SHARPEN HOOKS AND TIE GOOD KNOTS: On most days, you will only get a few takes. Make them count! This also means stretching your line before you fish. You don’t want to be untangling your line as a school of fish is swimming by.

PRACTICE YOUR CAST BEFORE YOU HIT THE BEACH: If you are not an accomplished caster, it will show on the beach. Take lessons, learn to double haul and then hit the beach. This type of fishing is great casting practice, but you have to have some fundamentals first.

FISH WHEN YOU CAN, BUT CHOOSE YOUR TIME: We all wish we could fish whenever we felt like it. Real life means that we can’t fish everyday. The fish aren’t always readily available. Tide and light level are the two most important factors for beach fishermen. Low light is good and tide will depend on the beach you are fishing. Any generality about which tides are best would be worthless. Each beach fishes differently on different tides for different fish, with differing amounts of light. So once again, fish when you can, but try to stack the odds in your favor.

STAY ALERT: Fish will often show themselves. Sometimes it is as obvious as jumping fish, at other times it will be ‘nervous water’ or scattering baitfish. One other indicator is to observe other fishermen. If the next guy down the beach hooks a fish at 60’ make sure you continue to cover the water in front of you beyond 60’. Salmon typically travel parallel to the beach, you will be next in line if you can continue to present your fly.

FLIES: Pink Clouser Minnow, ‘Bozo’ Shock and Awe, and Pink Candies

Good Luck!

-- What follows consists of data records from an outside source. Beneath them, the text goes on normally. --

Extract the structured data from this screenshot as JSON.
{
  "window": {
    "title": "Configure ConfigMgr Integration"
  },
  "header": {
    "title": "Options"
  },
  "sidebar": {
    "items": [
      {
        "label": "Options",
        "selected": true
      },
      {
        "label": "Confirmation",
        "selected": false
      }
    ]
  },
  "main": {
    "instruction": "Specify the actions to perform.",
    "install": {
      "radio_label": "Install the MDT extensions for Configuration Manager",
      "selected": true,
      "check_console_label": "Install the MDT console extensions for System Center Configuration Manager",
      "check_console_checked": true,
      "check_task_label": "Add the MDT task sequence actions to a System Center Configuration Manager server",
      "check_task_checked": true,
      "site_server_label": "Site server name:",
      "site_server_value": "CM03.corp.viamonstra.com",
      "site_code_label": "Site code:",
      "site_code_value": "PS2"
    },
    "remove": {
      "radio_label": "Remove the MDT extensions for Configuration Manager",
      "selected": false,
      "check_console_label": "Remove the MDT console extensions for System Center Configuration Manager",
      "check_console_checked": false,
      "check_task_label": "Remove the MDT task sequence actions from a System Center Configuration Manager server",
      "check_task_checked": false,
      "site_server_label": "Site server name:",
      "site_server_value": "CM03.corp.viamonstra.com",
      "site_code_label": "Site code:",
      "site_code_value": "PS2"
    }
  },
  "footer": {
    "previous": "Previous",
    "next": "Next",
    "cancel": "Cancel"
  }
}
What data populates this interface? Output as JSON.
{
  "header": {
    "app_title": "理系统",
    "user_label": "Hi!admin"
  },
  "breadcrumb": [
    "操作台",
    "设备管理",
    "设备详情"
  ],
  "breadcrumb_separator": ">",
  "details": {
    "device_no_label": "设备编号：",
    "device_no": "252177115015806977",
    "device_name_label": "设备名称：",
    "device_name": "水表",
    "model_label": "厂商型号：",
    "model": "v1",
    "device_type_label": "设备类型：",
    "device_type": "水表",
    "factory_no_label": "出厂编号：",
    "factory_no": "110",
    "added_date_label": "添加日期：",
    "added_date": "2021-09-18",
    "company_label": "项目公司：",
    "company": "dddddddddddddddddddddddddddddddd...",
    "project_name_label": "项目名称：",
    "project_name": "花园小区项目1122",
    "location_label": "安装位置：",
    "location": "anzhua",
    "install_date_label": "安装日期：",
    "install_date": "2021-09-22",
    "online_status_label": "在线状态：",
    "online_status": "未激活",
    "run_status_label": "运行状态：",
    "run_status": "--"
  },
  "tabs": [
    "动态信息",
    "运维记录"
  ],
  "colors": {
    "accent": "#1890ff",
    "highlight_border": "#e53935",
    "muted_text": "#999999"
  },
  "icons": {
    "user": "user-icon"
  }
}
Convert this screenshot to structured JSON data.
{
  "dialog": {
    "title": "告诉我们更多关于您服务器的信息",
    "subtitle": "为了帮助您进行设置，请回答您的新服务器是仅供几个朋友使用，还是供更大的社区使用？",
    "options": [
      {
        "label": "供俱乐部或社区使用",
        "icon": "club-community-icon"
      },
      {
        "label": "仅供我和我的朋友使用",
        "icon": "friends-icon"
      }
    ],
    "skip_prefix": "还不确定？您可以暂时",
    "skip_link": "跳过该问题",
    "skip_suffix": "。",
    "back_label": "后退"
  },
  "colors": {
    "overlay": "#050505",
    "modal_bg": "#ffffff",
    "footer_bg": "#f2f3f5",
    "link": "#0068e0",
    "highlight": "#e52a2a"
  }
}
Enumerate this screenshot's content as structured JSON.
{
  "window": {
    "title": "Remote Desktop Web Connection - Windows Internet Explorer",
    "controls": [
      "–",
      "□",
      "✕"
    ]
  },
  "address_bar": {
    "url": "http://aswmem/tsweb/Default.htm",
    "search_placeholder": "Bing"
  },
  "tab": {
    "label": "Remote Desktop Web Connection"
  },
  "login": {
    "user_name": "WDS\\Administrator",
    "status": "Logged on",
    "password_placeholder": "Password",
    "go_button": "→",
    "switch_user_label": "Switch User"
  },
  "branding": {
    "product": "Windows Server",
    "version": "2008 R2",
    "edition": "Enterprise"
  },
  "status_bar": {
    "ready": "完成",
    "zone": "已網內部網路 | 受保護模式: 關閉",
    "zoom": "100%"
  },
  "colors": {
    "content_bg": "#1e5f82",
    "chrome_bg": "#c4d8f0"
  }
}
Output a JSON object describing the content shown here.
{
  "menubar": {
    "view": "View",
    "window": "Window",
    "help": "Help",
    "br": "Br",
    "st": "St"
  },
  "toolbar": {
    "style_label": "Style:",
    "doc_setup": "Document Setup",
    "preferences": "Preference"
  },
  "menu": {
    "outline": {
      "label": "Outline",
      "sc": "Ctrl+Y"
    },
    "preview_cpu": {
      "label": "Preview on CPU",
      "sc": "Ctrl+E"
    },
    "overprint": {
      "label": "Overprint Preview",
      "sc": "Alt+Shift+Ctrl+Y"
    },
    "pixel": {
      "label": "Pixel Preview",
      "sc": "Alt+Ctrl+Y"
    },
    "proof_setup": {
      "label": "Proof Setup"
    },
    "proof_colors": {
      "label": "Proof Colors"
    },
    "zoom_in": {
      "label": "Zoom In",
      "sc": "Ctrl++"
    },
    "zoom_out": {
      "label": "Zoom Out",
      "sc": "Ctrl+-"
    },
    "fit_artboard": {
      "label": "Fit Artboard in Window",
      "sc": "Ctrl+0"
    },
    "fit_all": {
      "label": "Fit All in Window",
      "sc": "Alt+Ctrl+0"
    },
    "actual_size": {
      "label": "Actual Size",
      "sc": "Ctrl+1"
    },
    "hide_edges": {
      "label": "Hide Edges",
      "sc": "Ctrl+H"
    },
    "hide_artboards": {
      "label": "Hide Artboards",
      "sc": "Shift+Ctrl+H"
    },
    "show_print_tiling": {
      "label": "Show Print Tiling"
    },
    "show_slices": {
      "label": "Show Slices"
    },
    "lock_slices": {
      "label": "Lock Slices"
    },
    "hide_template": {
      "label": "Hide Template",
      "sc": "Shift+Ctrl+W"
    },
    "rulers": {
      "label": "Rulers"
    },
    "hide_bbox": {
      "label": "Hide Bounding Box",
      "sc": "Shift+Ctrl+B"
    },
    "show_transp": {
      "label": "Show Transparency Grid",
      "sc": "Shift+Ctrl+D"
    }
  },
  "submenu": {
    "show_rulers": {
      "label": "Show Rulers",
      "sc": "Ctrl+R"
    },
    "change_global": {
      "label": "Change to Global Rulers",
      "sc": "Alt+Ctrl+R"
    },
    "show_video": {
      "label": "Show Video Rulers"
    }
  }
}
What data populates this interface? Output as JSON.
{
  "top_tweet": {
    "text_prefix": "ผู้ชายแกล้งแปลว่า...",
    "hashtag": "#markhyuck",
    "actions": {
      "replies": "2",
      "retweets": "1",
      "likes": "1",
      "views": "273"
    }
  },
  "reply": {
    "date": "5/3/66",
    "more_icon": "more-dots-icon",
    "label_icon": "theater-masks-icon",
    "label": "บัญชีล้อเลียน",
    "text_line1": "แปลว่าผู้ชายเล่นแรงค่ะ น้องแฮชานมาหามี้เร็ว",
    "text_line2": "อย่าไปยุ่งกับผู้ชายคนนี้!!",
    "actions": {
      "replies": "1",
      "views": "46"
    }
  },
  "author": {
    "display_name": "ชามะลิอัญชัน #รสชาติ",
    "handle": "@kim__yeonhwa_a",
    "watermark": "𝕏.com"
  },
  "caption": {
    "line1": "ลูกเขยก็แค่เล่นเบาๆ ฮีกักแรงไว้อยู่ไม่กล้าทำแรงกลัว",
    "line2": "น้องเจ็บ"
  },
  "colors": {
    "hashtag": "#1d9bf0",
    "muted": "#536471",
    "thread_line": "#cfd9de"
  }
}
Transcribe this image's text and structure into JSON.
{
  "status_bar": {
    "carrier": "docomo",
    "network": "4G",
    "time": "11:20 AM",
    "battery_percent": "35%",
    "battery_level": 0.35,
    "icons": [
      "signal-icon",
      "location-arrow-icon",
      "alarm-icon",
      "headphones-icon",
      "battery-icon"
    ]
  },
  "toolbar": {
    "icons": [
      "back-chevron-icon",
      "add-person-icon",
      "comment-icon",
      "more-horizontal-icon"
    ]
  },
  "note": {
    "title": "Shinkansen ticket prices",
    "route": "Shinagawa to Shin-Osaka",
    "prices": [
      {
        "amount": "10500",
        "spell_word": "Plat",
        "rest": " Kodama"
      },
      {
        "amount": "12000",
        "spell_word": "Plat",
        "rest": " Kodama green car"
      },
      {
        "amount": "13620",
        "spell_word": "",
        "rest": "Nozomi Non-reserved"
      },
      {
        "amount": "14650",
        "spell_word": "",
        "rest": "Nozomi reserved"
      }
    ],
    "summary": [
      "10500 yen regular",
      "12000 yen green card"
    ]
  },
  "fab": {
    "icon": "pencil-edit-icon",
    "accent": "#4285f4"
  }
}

Active Member
I can only speak for myself and the other guys I fish with.
With a clear Outbound line, I’ve been using short (5’-6’) leaders tapered down to 0X or 1X Flourocarbon. You can certainly use a lighter longer leader, but on a clear line it doesn’t seem to be necessary. I like having the ability to land the fish fairly quickly.